Charlotte sighs, defeated, and repeats that it’s what she wants to do.
The next day, Charlotte calls up her friend Miranda, the red-headed lawyer. The general exchange is something like:
Charlotte: You were all judgey!
Charlotte: At lunch! When I told you I was quitting. You think I’m one of those women who quits work just because I’m married!
Miranda: Dude, I haven’t had coffee yet.
Charlotte: The women’s movement is supposed to be about choice. And if I choose to quit my job, that’s my choice.
Miranda: WTF is happening?
Charlotte: Admit it! You’re judging me! There’s nothing wrong with having a husband! I’m quitting my job to make my life better and do something worthwhile like have a baby and cure AIDS.
Miranda: Oh? You’re going to cure AIDS? Good for you! Just don’t be disappointed if all you end up with is a pretty ceramic mug with your husband’s name on it.
Charlotte: Take that back!
Miranda: I’m hanging up on you now.
Charlotte: Don’t you dare hang up! I need you to get behind my choice!
Miranda: YOU get behind your choice!
Charlotte: I am behind my choice. I choose my choice.
Miranda: I don’t have time for this. Some of us still have to work.
Charlotte: I CHOOSE MY CHOICE! I CHOOSE MY CHOICE!”
And right there.
Right there is the brilliance of Sex in the City, because, look. Of course it’s funny to watch a woman go all irrationally semi-psychotic on her friend, but when we stop to think about it, there’s a lesson in there, right? Was her melt-down completely unjustified?
The truth is, it’s hard to make a major, life-altering decision with absolute conviction. Especially when you know you’re going to be judged for it. And while Charlotte knew that quitting her job was actually the right decision for her – that it was, in fact, what she really wanted to do at that time in her life, what she really needed was for someone else to validate it.
(See how I tie everything in full-circle?)
The reality is that neither woman — the judger or the judgee — is a saint. The women in that show are caricatures of the best and the worst in each of us. Sometimes we’re not brave enough to own our own decisions. Sometimes we judge each other just because we might not make the same choice or worse, because we’re mad at ourselves for not making the same choice. Sometimes we erratically lash out at the people we love because we know we’re being weak when we ask for their validation and, truth-be-told, we hate that about ourselves.
Miranda, judgmental as she may be, is spot-on when she says, “YOU get behind your choice!” because here’s the thing: There is no right decision.
But there’s also no wrong decision.
There’s just a choice. Boom. Make it.
I am the worst when it comes to making decisions, but I’m finally starting to learn — while the prospect of negative consequences is always a scary thought, the paralyzing humiliation and complete waste of time that comes with indecision is often far worse.
If you quit your job and things don’t work out, you’ll get a new job.
If you move to a new city and find out you hate it, you’ll move back home.
If you ordered the fish but your friend’s steak looks better, you’ll eat your friend’s steak.
But the point is, you adapt.

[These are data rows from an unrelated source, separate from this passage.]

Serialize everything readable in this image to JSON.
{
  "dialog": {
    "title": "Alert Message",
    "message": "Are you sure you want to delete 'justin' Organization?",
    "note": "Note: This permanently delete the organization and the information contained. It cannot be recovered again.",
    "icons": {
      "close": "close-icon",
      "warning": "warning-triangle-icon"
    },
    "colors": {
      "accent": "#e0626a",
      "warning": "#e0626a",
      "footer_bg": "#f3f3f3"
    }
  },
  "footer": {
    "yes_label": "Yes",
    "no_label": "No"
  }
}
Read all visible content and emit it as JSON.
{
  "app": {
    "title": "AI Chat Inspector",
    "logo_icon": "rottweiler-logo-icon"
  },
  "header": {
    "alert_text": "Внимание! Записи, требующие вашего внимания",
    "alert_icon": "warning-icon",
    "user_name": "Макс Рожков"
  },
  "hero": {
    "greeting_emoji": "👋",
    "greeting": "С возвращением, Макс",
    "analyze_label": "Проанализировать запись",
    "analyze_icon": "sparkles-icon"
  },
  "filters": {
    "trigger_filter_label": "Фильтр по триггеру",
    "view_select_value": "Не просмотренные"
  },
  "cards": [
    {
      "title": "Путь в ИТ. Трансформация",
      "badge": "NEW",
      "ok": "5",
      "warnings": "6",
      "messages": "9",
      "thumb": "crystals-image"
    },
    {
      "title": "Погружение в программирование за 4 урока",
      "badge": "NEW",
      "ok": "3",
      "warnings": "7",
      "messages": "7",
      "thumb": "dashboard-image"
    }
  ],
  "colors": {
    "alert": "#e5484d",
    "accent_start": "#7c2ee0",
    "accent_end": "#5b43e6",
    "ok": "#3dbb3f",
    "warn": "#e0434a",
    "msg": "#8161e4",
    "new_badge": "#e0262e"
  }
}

You learn. You move on.
It’s like we have this fear that life is going to freeze during our lowest possible moment. That the second we find ourselves unhappy, failing, or flailing with reckless abandon, that is the moment time will choose to stand still forever and ever and ever, amen.
But guess what? It won’t.
So take that chance.
Choose your choice.
Paint the shit out of that pottery because dammit, something inside you told you it was the right thing to do. And really, that’s all the validation you need.